What is The Paradox of Progress?
Progress promised more leisure and less anxiety but instead, we got the opposite results! Why?
Progress is meant for bettering our lives, with better facilities and lesser work. Scientific advancements are here to aid us living a smoother and easier life. But does that ever happen? Each one of us has different needs, goals, aspirations, and desires, therefore we all want to reach our potential and lead the lives we envision. We believe we have opportunities to realize such dreams. But in reality our whole life is spent on hustling and bustling, but achieving zero peace of mind. Anxiety has become our best friends. Why? Despite our best efforts, there are challenges that stand in the way of our goals. We feel we must put out the effort necessary to achieve our goals. We all know that and do that, yet fail to achieve that mecca of success. Progress should be easy; it shouldn’t make our lives more difficult.
Being overly ambitious might leave us feeling stressed and overwhelmed, concerned about how we’ll manage to get everything done. Inadequate ambition may leave us feeling uninspired, uncomfortable, and even sad because we worry that our dreams may not be large enough.
This combined with a culture that associates labor with social status and self-worth has made us into some sort of machines with anxieties.
For example, Farming. Despite the assurance that leisure would be improved and worry would be reduced, the present day agriculture, instead, increased work demands and raised anxiety levels.
Here’s how Eisenstein explained this paradoxical phenomenon— he said, contrary to the initial hope of progress, agriculture increased nature’s food production for people while also introducing the modern idea of labor. Food was both easier to obtain and simultaneously more plentiful. With agriculture, we had to labor today in order to have food tomorrow, which is a prime illustration of the contradiction of technology, which has taken us to the verge of disaster despite its enticing objectives of convenience, comfort, and security. Adding to that he also shared, that this system became a source of continual sense of anxiety, existence itself has been made into an unavoidable pain, no matter how well this year’s crop turns out, the worry lingers on, what about next year?

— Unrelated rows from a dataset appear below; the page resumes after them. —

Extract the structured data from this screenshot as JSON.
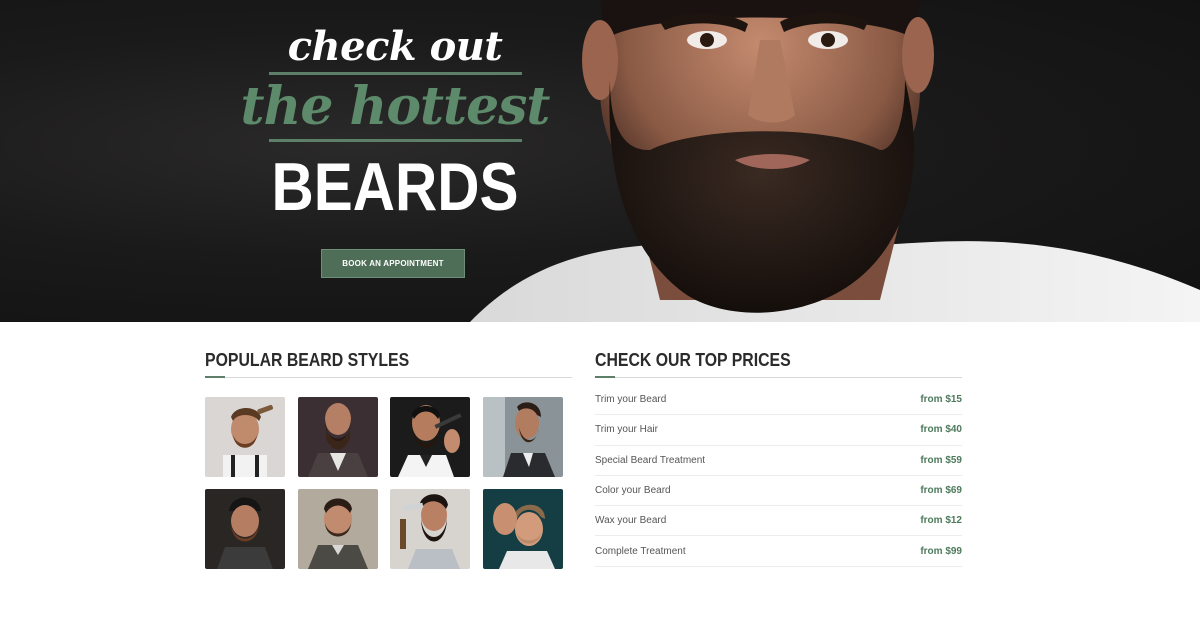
{
  "hero": {
    "line1": "check out",
    "line2": "the hottest",
    "line3": "BEARDS",
    "cta_label": "BOOK AN APPOINTMENT"
  },
  "styles": {
    "title": "POPULAR BEARD STYLES",
    "thumbnails": [
      {
        "icon": "man-combing-hair-photo"
      },
      {
        "icon": "bearded-man-vest-photo"
      },
      {
        "icon": "beard-trimming-photo"
      },
      {
        "icon": "bearded-man-profile-photo"
      },
      {
        "icon": "man-beanie-photo"
      },
      {
        "icon": "man-short-beard-photo"
      },
      {
        "icon": "man-straight-razor-photo"
      },
      {
        "icon": "man-hair-styling-photo"
      }
    ]
  },
  "prices": {
    "title": "CHECK OUR TOP PRICES",
    "items": [
      {
        "name": "Trim your Beard",
        "price": "from $15"
      },
      {
        "name": "Trim your Hair",
        "price": "from $40"
      },
      {
        "name": "Special Beard Treatment",
        "price": "from $59"
      },
      {
        "name": "Color your Beard",
        "price": "from $69"
      },
      {
        "name": "Wax your Beard",
        "price": "from $12"
      },
      {
        "name": "Complete Treatment",
        "price": "from $99"
      }
    ]
  },
  "colors": {
    "accent": "#5d7f69",
    "button": "#4e6e57",
    "price": "#4e7a5c",
    "hero_bg": "#1b1a1a"
  }
}
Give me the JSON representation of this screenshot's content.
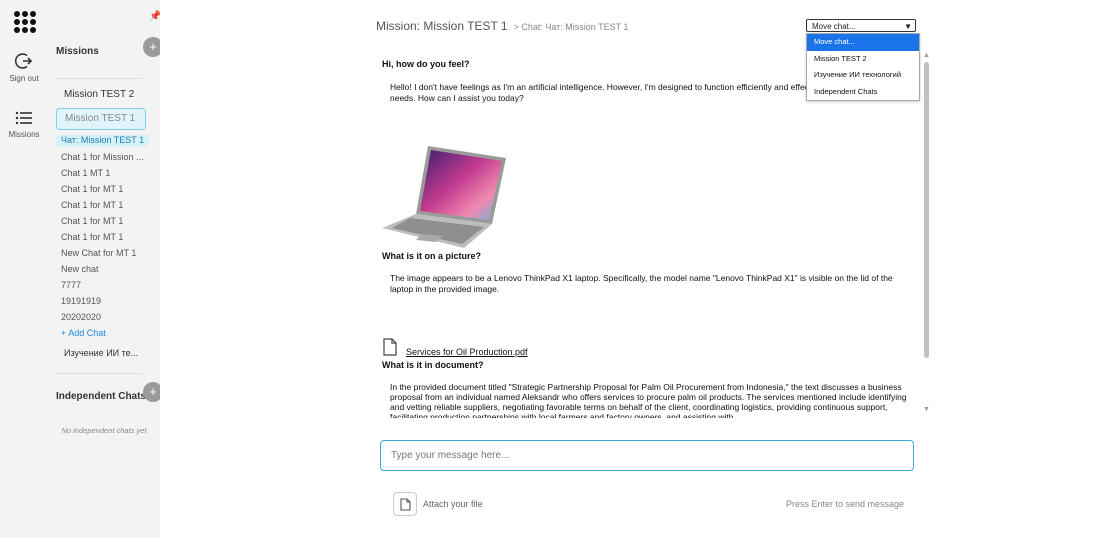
{
  "rail": {
    "sign_out_label": "Sign out",
    "missions_label": "Missions"
  },
  "sidebar": {
    "missions_title": "Missions",
    "add_label": "+",
    "missions": [
      "Mission TEST 2",
      "Mission TEST 1"
    ],
    "chats": [
      "Чат: Mission TEST 1",
      "Chat 1 for Mission ...",
      "Chat 1 MT 1",
      "Chat 1 for MT 1",
      "Chat 1 for MT 1",
      "Chat 1 for MT 1",
      "Chat 1 for MT 1",
      "New Chat for MT 1",
      "New chat",
      "7777",
      "19191919",
      "20202020"
    ],
    "add_chat_label": "+ Add Chat",
    "other_mission": "Изучение ИИ те...",
    "independent_title": "Independent Chats",
    "empty_text": "No independent chats yet"
  },
  "header": {
    "title": "Mission: Mission TEST 1",
    "subtitle": "> Chat: Чат: Mission TEST 1"
  },
  "move_chat": {
    "selected": "Move chat...",
    "options": [
      "Move chat...",
      "Mission TEST 2",
      "Изучение ИИ технологий",
      "Independent Chats"
    ]
  },
  "messages": {
    "q1": "Hi, how do you feel?",
    "a1": "Hello! I don't have feelings as I'm an artificial intelligence. However, I'm designed to function efficiently and effectively to help with your needs. How can I assist you today?",
    "q2": "What is it on a picture?",
    "a2": "The image appears to be a Lenovo ThinkPad X1 laptop. Specifically, the model name \"Lenovo ThinkPad X1\" is visible on the lid of the laptop in the provided image.",
    "file_name": "Services for Oil Production.pdf",
    "q3": "What is it in document?",
    "a3": "In the provided document titled \"Strategic Partnership Proposal for Palm Oil Procurement from Indonesia,\" the text discusses a business proposal from an individual named Aleksandr who offers services to procure palm oil products. The services mentioned include identifying and vetting reliable suppliers, negotiating favorable terms on behalf of the client, coordinating logistics, providing continuous support, facilitating production partnerships with local farmers and factory owners, and assisting with"
  },
  "composer": {
    "placeholder": "Type your message here...",
    "attach_label": "Attach your file",
    "hint": "Press Enter to send message"
  },
  "colors": {
    "accent": "#3aa9d6",
    "selected_option": "#1a73e8",
    "active_chat_bg": "#d6f1fa"
  }
}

This is the technological paradigm expressing the illusion of control that people have. The idea that having greater control over our surroundings will make us feel less anxious is ironically counterproductive; the more I can control and forecast, the less I can tolerate uncertainty, and the more I want to control and predict. A positive feedback loop that is maintained by the control mechanism is anxiety. More control is not the solution to the problem, but that is the illusion that is put before us. And that enchantment still hangs over us now. How far will we fall in this downward spiral? Just a touch of extra power!